--- Exercise prompt ---
Report each line of the entries below that includes "thumbs".

(Website and app data records)
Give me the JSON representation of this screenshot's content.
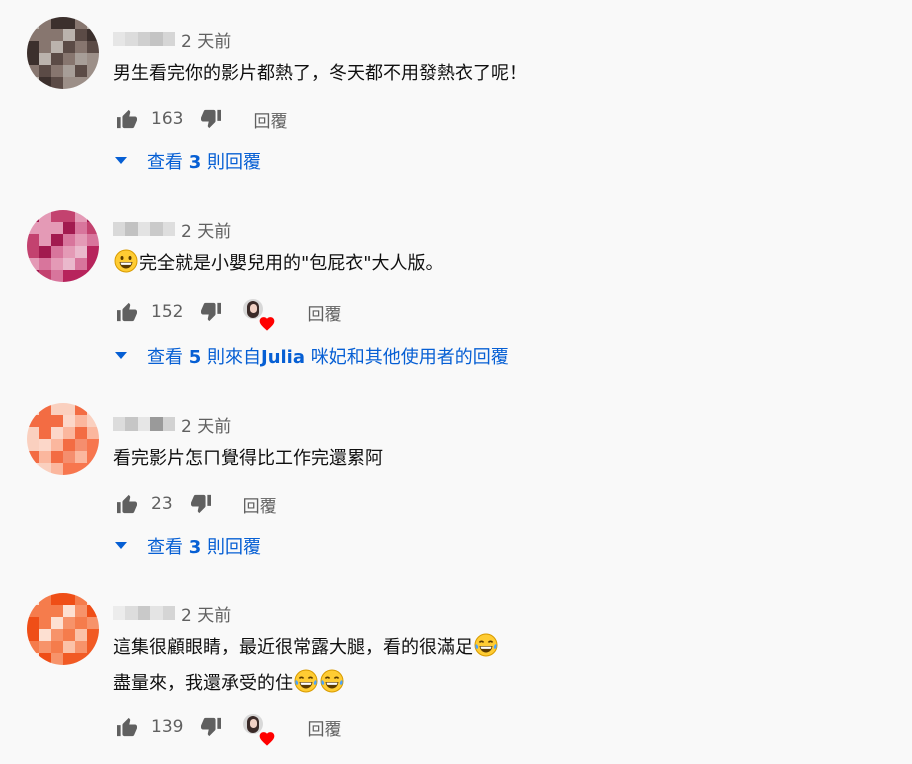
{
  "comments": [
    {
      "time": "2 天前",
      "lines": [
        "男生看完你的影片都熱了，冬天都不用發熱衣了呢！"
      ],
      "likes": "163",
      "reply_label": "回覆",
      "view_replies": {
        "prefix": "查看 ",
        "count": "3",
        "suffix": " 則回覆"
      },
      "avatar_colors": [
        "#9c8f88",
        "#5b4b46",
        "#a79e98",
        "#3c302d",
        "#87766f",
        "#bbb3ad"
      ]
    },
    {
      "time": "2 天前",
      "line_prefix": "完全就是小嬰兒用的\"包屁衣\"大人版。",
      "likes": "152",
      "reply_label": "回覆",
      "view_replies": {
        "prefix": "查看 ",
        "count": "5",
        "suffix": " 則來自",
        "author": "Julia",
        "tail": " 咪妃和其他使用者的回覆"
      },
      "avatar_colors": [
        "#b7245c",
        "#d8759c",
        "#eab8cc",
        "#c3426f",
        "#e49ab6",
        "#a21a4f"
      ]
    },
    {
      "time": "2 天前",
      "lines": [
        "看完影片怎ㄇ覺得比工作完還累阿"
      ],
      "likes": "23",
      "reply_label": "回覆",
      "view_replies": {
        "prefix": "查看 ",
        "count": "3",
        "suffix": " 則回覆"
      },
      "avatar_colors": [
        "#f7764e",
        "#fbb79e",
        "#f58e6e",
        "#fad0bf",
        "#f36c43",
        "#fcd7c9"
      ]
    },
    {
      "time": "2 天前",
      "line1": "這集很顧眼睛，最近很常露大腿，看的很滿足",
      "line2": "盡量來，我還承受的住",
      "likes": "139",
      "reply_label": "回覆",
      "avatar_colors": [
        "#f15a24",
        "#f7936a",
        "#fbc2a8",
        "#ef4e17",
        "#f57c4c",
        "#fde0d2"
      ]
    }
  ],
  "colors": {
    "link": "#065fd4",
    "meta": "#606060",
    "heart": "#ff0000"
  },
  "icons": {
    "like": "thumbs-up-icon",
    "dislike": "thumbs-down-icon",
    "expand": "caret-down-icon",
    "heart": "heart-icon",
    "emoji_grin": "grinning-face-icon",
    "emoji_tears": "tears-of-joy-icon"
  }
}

--- Solution to the exercise ---
    "like": "thumbs-up-icon",
    "dislike": "thumbs-down-icon",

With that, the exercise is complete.